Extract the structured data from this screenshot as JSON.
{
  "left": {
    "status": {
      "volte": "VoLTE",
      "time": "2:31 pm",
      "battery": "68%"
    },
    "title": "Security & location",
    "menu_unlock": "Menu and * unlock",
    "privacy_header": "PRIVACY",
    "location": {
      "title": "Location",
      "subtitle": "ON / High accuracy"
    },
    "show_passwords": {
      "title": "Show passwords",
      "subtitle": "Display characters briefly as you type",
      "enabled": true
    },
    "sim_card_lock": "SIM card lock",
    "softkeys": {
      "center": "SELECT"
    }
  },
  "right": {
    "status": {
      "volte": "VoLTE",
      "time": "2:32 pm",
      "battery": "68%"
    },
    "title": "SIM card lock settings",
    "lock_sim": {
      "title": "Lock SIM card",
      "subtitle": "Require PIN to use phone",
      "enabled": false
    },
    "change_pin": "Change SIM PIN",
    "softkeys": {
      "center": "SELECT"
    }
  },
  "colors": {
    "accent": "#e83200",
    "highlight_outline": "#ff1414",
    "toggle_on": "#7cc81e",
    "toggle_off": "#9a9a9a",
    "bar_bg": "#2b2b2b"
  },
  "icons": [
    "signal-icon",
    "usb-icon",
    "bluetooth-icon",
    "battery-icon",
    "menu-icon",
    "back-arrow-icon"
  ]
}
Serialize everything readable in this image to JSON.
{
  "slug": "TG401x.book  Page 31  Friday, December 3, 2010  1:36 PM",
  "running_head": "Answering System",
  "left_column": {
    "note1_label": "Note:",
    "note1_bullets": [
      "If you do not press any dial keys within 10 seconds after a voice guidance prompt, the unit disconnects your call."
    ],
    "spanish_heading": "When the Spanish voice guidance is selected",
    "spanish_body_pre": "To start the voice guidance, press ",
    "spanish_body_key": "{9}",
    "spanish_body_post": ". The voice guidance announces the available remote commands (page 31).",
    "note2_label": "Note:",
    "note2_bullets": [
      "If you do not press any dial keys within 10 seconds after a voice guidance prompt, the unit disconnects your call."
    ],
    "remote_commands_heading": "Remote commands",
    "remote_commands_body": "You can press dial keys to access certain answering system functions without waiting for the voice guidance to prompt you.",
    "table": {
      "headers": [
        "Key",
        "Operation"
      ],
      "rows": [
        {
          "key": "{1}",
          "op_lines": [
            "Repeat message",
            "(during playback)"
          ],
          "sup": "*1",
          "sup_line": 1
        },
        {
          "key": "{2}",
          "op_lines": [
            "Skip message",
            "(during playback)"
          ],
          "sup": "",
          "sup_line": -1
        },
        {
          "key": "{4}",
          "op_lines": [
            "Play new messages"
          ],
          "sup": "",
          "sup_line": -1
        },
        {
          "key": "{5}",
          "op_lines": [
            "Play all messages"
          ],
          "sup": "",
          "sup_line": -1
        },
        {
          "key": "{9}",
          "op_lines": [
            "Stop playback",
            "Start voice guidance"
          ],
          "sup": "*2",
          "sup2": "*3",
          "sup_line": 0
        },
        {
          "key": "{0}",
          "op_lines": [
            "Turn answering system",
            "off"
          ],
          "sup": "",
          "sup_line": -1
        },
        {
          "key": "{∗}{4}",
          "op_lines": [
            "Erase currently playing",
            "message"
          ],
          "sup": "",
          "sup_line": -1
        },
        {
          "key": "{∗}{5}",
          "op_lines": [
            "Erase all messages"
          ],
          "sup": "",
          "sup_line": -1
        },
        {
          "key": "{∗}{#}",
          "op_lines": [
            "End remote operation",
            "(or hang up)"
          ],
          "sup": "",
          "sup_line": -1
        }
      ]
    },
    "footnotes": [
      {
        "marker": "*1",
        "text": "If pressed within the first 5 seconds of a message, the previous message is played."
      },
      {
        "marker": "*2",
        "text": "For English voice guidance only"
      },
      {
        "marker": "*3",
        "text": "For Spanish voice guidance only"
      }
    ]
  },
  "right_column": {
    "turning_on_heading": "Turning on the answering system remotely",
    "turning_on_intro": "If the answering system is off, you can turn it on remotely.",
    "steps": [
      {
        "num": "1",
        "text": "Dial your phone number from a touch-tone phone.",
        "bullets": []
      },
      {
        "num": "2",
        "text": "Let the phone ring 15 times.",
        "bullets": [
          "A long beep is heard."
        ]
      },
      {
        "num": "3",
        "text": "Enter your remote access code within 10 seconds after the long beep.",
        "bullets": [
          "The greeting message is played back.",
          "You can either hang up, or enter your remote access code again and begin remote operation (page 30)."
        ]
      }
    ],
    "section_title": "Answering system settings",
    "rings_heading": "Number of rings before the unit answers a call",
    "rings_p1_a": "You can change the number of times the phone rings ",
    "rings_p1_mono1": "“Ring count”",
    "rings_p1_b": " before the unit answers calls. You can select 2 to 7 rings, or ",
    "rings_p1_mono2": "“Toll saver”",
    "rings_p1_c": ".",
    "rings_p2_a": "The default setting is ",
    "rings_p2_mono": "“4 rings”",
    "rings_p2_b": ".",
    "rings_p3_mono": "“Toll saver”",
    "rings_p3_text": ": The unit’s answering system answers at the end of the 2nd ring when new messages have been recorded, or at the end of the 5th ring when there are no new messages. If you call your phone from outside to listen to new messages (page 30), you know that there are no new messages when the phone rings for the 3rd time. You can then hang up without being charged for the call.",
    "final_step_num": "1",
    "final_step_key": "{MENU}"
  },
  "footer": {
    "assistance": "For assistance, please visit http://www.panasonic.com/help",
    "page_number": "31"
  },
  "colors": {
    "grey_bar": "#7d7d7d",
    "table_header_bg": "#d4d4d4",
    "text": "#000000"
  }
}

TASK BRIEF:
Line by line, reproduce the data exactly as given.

RESPONSE AREA:
Extract the structured data from this screenshot as JSON.
{
  "left": {
    "status": {
      "volte": "VoLTE",
      "time": "2:31 pm",
      "battery": "68%"
    },
    "title": "Security & location",
    "menu_unlock": "Menu and * unlock",
    "privacy_header": "PRIVACY",
    "location": {
      "title": "Location",
      "subtitle": "ON / High accuracy"
    },
    "show_passwords": {
      "title": "Show passwords",
      "subtitle": "Display characters briefly as you type",
      "enabled": true
    },
    "sim_card_lock": "SIM card lock",
    "softkeys": {
      "center": "SELECT"
    }
  },
  "right": {
    "status": {
      "volte": "VoLTE",
      "time": "2:32 pm",
      "battery": "68%"
    },
    "title": "SIM card lock settings",
    "lock_sim": {
      "title": "Lock SIM card",
      "subtitle": "Require PIN to use phone",
      "enabled": false
    },
    "change_pin": "Change SIM PIN",
    "softkeys": {
      "center": "SELECT"
    }
  },
  "colors": {
    "accent": "#e83200",
    "highlight_outline": "#ff1414",
    "toggle_on": "#7cc81e",
    "toggle_off": "#9a9a9a",
    "bar_bg": "#2b2b2b"
  },
  "icons": [
    "signal-icon",
    "usb-icon",
    "bluetooth-icon",
    "battery-icon",
    "menu-icon",
    "back-arrow-icon"
  ]
}
Serialize everything readable in this image to JSON.
{
  "slug": "TG401x.book  Page 31  Friday, December 3, 2010  1:36 PM",
  "running_head": "Answering System",
  "left_column": {
    "note1_label": "Note:",
    "note1_bullets": [
      "If you do not press any dial keys within 10 seconds after a voice guidance prompt, the unit disconnects your call."
    ],
    "spanish_heading": "When the Spanish voice guidance is selected",
    "spanish_body_pre": "To start the voice guidance, press ",
    "spanish_body_key": "{9}",
    "spanish_body_post": ". The voice guidance announces the available remote commands (page 31).",
    "note2_label": "Note:",
    "note2_bullets": [
      "If you do not press any dial keys within 10 seconds after a voice guidance prompt, the unit disconnects your call."
    ],
    "remote_commands_heading": "Remote commands",
    "remote_commands_body": "You can press dial keys to access certain answering system functions without waiting for the voice guidance to prompt you.",
    "table": {
      "headers": [
        "Key",
        "Operation"
      ],
      "rows": [
        {
          "key": "{1}",
          "op_lines": [
            "Repeat message",
            "(during playback)"
          ],
          "sup": "*1",
          "sup_line": 1
        },
        {
          "key": "{2}",
          "op_lines": [
            "Skip message",
            "(during playback)"
          ],
          "sup": "",
          "sup_line": -1
        },
        {
          "key": "{4}",
          "op_lines": [
            "Play new messages"
          ],
          "sup": "",
          "sup_line": -1
        },
        {
          "key": "{5}",
          "op_lines": [
            "Play all messages"
          ],
          "sup": "",
          "sup_line": -1
        },
        {
          "key": "{9}",
          "op_lines": [
            "Stop playback",
            "Start voice guidance"
          ],
          "sup": "*2",
          "sup2": "*3",
          "sup_line": 0
        },
        {
          "key": "{0}",
          "op_lines": [
            "Turn answering system",
            "off"
          ],
          "sup": "",
          "sup_line": -1
        },
        {
          "key": "{∗}{4}",
          "op_lines": [
            "Erase currently playing",
            "message"
          ],
          "sup": "",
          "sup_line": -1
        },
        {
          "key": "{∗}{5}",
          "op_lines": [
            "Erase all messages"
          ],
          "sup": "",
          "sup_line": -1
        },
        {
          "key": "{∗}{#}",
          "op_lines": [
            "End remote operation",
            "(or hang up)"
          ],
          "sup": "",
          "sup_line": -1
        }
      ]
    },
    "footnotes": [
      {
        "marker": "*1",
        "text": "If pressed within the first 5 seconds of a message, the previous message is played."
      },
      {
        "marker": "*2",
        "text": "For English voice guidance only"
      },
      {
        "marker": "*3",
        "text": "For Spanish voice guidance only"
      }
    ]
  },
  "right_column": {
    "turning_on_heading": "Turning on the answering system remotely",
    "turning_on_intro": "If the answering system is off, you can turn it on remotely.",
    "steps": [
      {
        "num": "1",
        "text": "Dial your phone number from a touch-tone phone.",
        "bullets": []
      },
      {
        "num": "2",
        "text": "Let the phone ring 15 times.",
        "bullets": [
          "A long beep is heard."
        ]
      },
      {
        "num": "3",
        "text": "Enter your remote access code within 10 seconds after the long beep.",
        "bullets": [
          "The greeting message is played back.",
          "You can either hang up, or enter your remote access code again and begin remote operation (page 30)."
        ]
      }
    ],
    "section_title": "Answering system settings",
    "rings_heading": "Number of rings before the unit answers a call",
    "rings_p1_a": "You can change the number of times the phone rings ",
    "rings_p1_mono1": "“Ring count”",
    "rings_p1_b": " before the unit answers calls. You can select 2 to 7 rings, or ",
    "rings_p1_mono2": "“Toll saver”",
    "rings_p1_c": ".",
    "rings_p2_a": "The default setting is ",
    "rings_p2_mono": "“4 rings”",
    "rings_p2_b": ".",
    "rings_p3_mono": "“Toll saver”",
    "rings_p3_text": ": The unit’s answering system answers at the end of the 2nd ring when new messages have been recorded, or at the end of the 5th ring when there are no new messages. If you call your phone from outside to listen to new messages (page 30), you know that there are no new messages when the phone rings for the 3rd time. You can then hang up without being charged for the call.",
    "final_step_num": "1",
    "final_step_key": "{MENU}"
  },
  "footer": {
    "assistance": "For assistance, please visit http://www.panasonic.com/help",
    "page_number": "31"
  },
  "colors": {
    "grey_bar": "#7d7d7d",
    "table_header_bg": "#d4d4d4",
    "text": "#000000"
  }
}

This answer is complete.